Many European rulers would have been very keen to marry Elizabeth for very good reasons. The most obvious candidate would have been Philip of Spain. He had been married to Elizabeth’s half-sister, Mary, and Spain was seen as a friendly nation in 1558. In London many in the Privy Council were fearful that France would rekindle her relationship with Scotland and that England would face threats on two fronts. However, this would not have been so much of an issue if England and Spain were united through marriage, as it would have been France who would have been between the two nations. If Scotland, aided by France had attacked England, Spain would attack France at her weaker southwestern border. This was the insurance that the Privy Council believed England would have if a marriage between Elizabeth and Philip occurred.

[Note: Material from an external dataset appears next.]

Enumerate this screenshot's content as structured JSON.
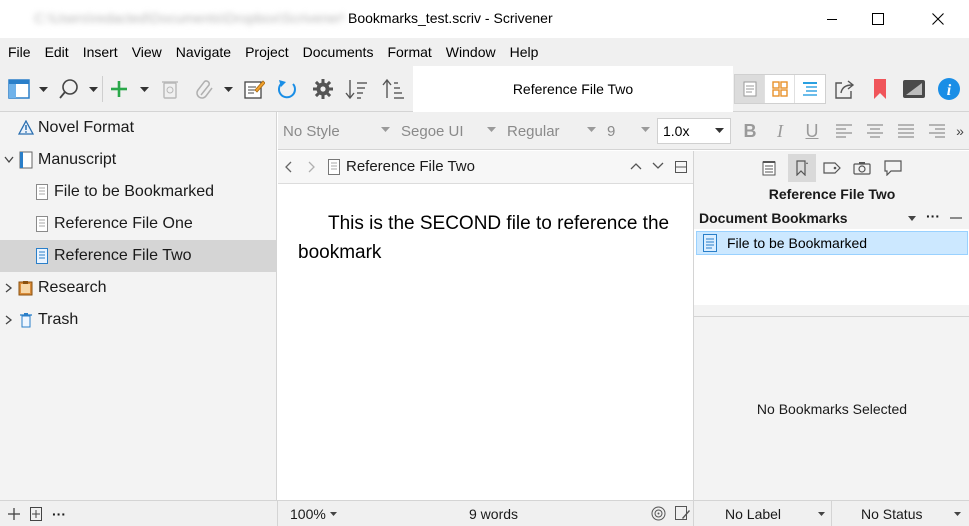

However, the very idea of such a marriage between the two appalled many. Just as Elizabeth was pushing through a religious settlement that put Protestantism very much at the forefront in England and Wales, the very idea of marrying a staunch Roman Catholic was unacceptable to many. Second, Philip was a foreigner. The marriage between Mary and Philip had been unpopular among the people for this reason. The very idea that a foreigner might control England or that he might influence policy was also unacceptable to many.


As early as 1558, Count de Feria, the Spanish ambassador in London, wrote to Philip that:


“Everybody thinks that she will not marry a foreigner and they cannot make out whom she favours, so that nearly every day some new cry is raised about a husband.”


Though written in 1558, Feria’s comment was equally applicable to a number of years after while Elizabeth was still a young woman. Pressure to marry not only came from the Privy Council – Parliament put pressure on the Queen. In 1566, Parliament sent a petition to Elizabeth regarding marriage and succession. Her reply was to the point:


“At present it is not convenient; nor never shall be without some peril unto you and certain danger unto me.”


If Philip was an unacceptable choice, there were other European leaders who would have sort the hand of Elizabeth. Eric of Sweden was Protestant and a head of state in his own right. But while he may well have wanted to pursue Elizabeth, it was not reciprocated. Under Gustavus Adolphus, Sweden was to achieve greatness – but during the reign of Elizabeth, Sweden was still seen as a second-rate power and not a nation England would be linked with via marriage.


If Elizabeth had a raft of reasons not to marry a foreigner regardless of religion, there were nobles in England whom she could have married. However, all these men would have been beneath Elizabeth in terms of social rank and it is quite possible that Elizabeth had determined not to marry ‘beneath her’.


By not marrying Elizabeth failed to produce an heir. We do know that Elizabeth had a huge sense of duty to her people and country, so it must have been a very conscious decision made by Elizabeth not to marry. Negotiations were made with Philip of Spain, Archduke Ferdinand and Archduke Charles – all European and all Catholic. But there does not seem to be any evidence that Elizabeth was keen to marry and that she was merely going through the motions. It could be that her childhood experience of seeing her mother, Anne Boleyn, executed on the orders of her father had tainted her views on marriage. Four stepmothers may well have done the same. Her half-sister’s disastrous marriage could have hardly encouraged Elizabeth that marriage was for her. However, no marriage and no children raised the whole issue of the succession on her death.